Private equity transactions are normally funded with a mix of equity and debt. The equity component consists for the largest part of cumulative preference shares with a certain coupon (say 10%). The coupon is a fixed dividend which accrues on an annual basis and which is paid out (together with the nominal amount and share premium paid on these preference shares) at exit.
The question arises how these accruals are to be accounted for in the company’s financial statements. According to Dutch GAAP and IFRS, this should be booked as debt if the obligation to pay out is unconditional. However, in the event such obligation is not unconditional, these accruals must be booked as equity.
Since the enactment of the Flex Law in October 2012, dividend resolutions of the general meeting are without any legal effect as long as the board has not approved the same. When deciding to approve or to disapprove, the board must determine whether thereafter the company is able to continue paying its due and outstanding obligations. This judgement call must be made at the moment of actual payment (i.e at exit) and not at the moment of annual accrual. This leads me to the conclusion that the cumulative preferred dividends on preference shares qualify as equity and not as debt, which was always the case before the Flex Law came into force. This conclusion also requires the lawyers and notaries to revisit their drafting of the relevant clauses in the shareholders agreement and the articles of association. It may also make the investors opt for a shareholders loan as the common alternative for preference shares.
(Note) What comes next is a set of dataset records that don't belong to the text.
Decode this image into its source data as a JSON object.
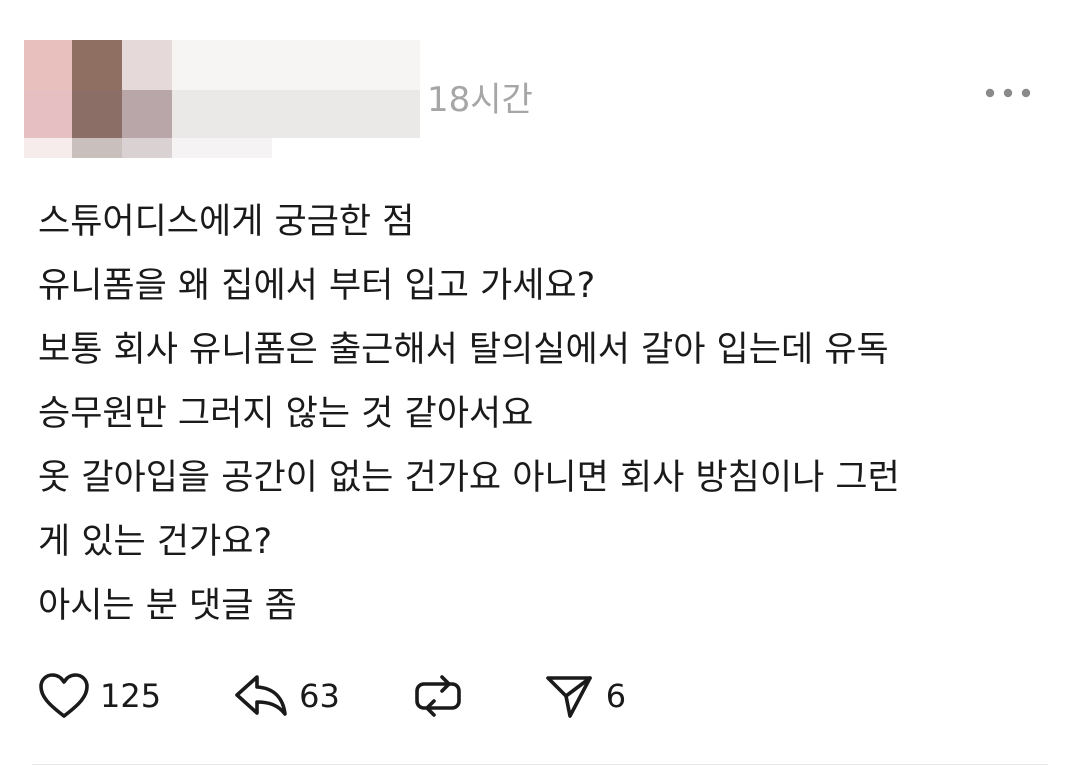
{
  "post": {
    "timestamp": "18시간",
    "body_lines": [
      "스튜어디스에게 궁금한 점",
      "유니폼을 왜 집에서 부터 입고 가세요?",
      "보통 회사 유니폼은 출근해서 탈의실에서 갈아 입는데 유독",
      "승무원만 그러지 않는 것 같아서요",
      "옷 갈아입을 공간이 없는 건가요 아니면 회사 방침이나 그런",
      "게 있는 건가요?",
      "아시는 분 댓글 좀"
    ],
    "actions": {
      "like": {
        "icon": "heart-icon",
        "count": "125"
      },
      "reply": {
        "icon": "reply-arrow-icon",
        "count": "63"
      },
      "repost": {
        "icon": "repost-icon",
        "count": ""
      },
      "share": {
        "icon": "send-icon",
        "count": "6"
      }
    },
    "colors": {
      "text": "#1a1a1a",
      "muted": "#a6a6a6",
      "background": "#ffffff"
    }
  }
}
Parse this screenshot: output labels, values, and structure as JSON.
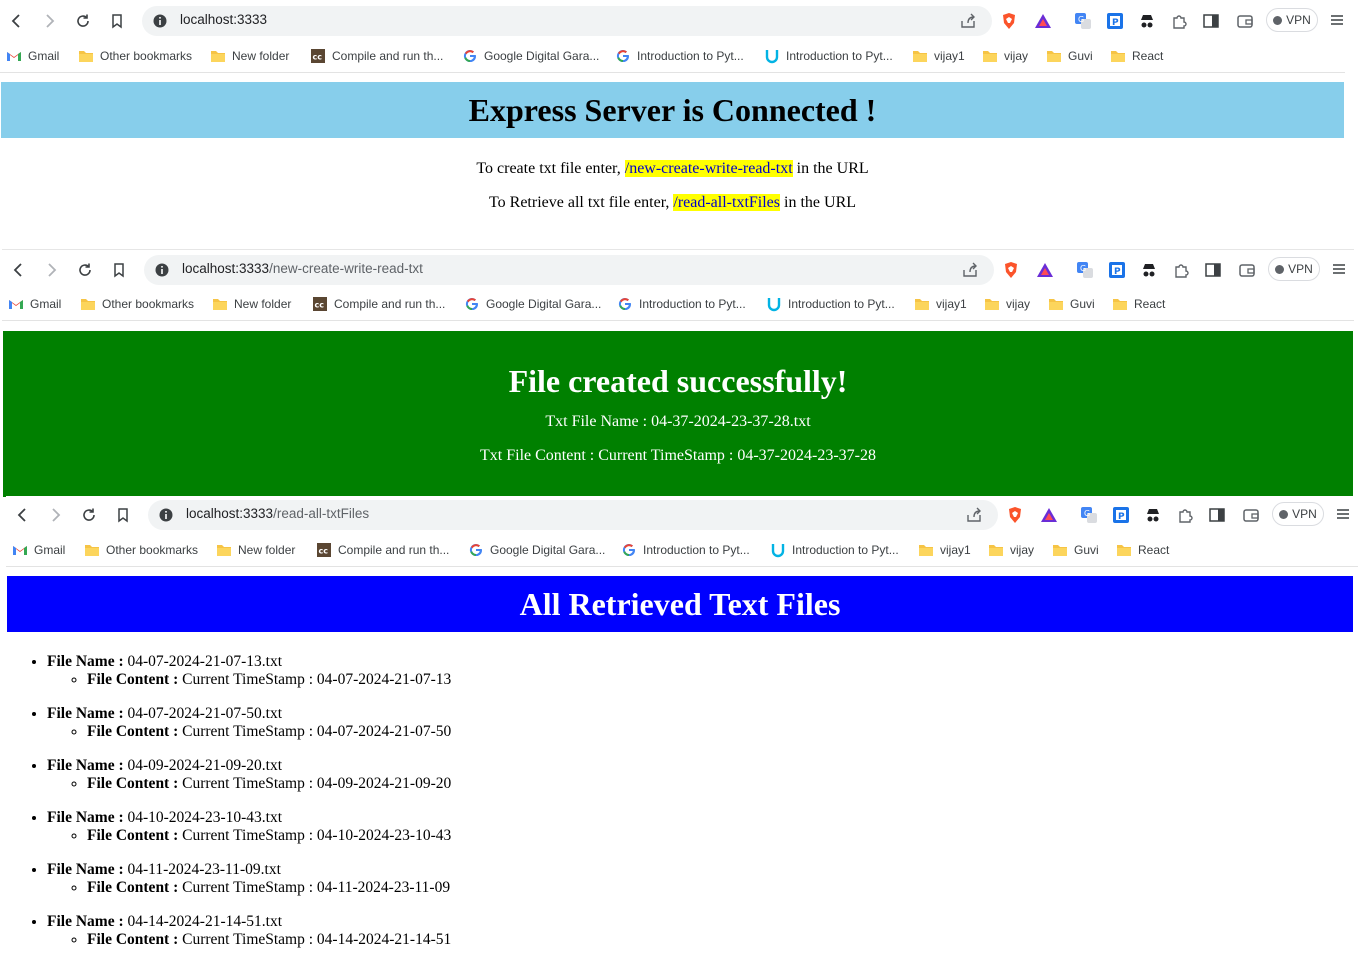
{
  "bookmarks": [
    {
      "label": "Gmail",
      "icon": "gmail-icon"
    },
    {
      "label": "Other bookmarks",
      "icon": "folder-icon"
    },
    {
      "label": "New folder",
      "icon": "folder-icon"
    },
    {
      "label": "Compile and run th...",
      "icon": "cc-icon"
    },
    {
      "label": "Google Digital Gara...",
      "icon": "google-icon"
    },
    {
      "label": "Introduction to Pyt...",
      "icon": "google-icon"
    },
    {
      "label": "Introduction to Pyt...",
      "icon": "udacity-icon"
    },
    {
      "label": "vijay1",
      "icon": "folder-icon"
    },
    {
      "label": "vijay",
      "icon": "folder-icon"
    },
    {
      "label": "Guvi",
      "icon": "folder-icon"
    },
    {
      "label": "React",
      "icon": "folder-icon"
    }
  ],
  "vpn_label": "VPN",
  "shot1": {
    "url_host": "localhost:3333",
    "url_path": "",
    "heading": "Express Server is Connected !",
    "line1_prefix": "To create txt file enter, ",
    "line1_link": "/new-create-write-read-txt",
    "line1_suffix": " in the URL",
    "line2_prefix": "To Retrieve all txt file enter, ",
    "line2_link": "/read-all-txtFiles",
    "line2_suffix": " in the URL",
    "banner_color": "#87ceeb"
  },
  "shot2": {
    "url_host": "localhost:3333",
    "url_path": "/new-create-write-read-txt",
    "heading": "File created successfully!",
    "name_line": "Txt File Name : 04-37-2024-23-37-28.txt",
    "content_line": "Txt File Content : Current TimeStamp : 04-37-2024-23-37-28",
    "banner_color": "#008000"
  },
  "shot3": {
    "url_host": "localhost:3333",
    "url_path": "/read-all-txtFiles",
    "heading": "All Retrieved Text Files",
    "banner_color": "#0000ff",
    "name_label": "File Name :",
    "content_label": "File Content :",
    "files": [
      {
        "name": "04-07-2024-21-07-13.txt",
        "content": "Current TimeStamp : 04-07-2024-21-07-13"
      },
      {
        "name": "04-07-2024-21-07-50.txt",
        "content": "Current TimeStamp : 04-07-2024-21-07-50"
      },
      {
        "name": "04-09-2024-21-09-20.txt",
        "content": "Current TimeStamp : 04-09-2024-21-09-20"
      },
      {
        "name": "04-10-2024-23-10-43.txt",
        "content": "Current TimeStamp : 04-10-2024-23-10-43"
      },
      {
        "name": "04-11-2024-23-11-09.txt",
        "content": "Current TimeStamp : 04-11-2024-23-11-09"
      },
      {
        "name": "04-14-2024-21-14-51.txt",
        "content": "Current TimeStamp : 04-14-2024-21-14-51"
      }
    ]
  }
}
I wonder whether the players in this industry (PE investors, CFO's, financial, legal and tax advisors) have these consequences clearly on their radar. Interested to hear any thoughts on this.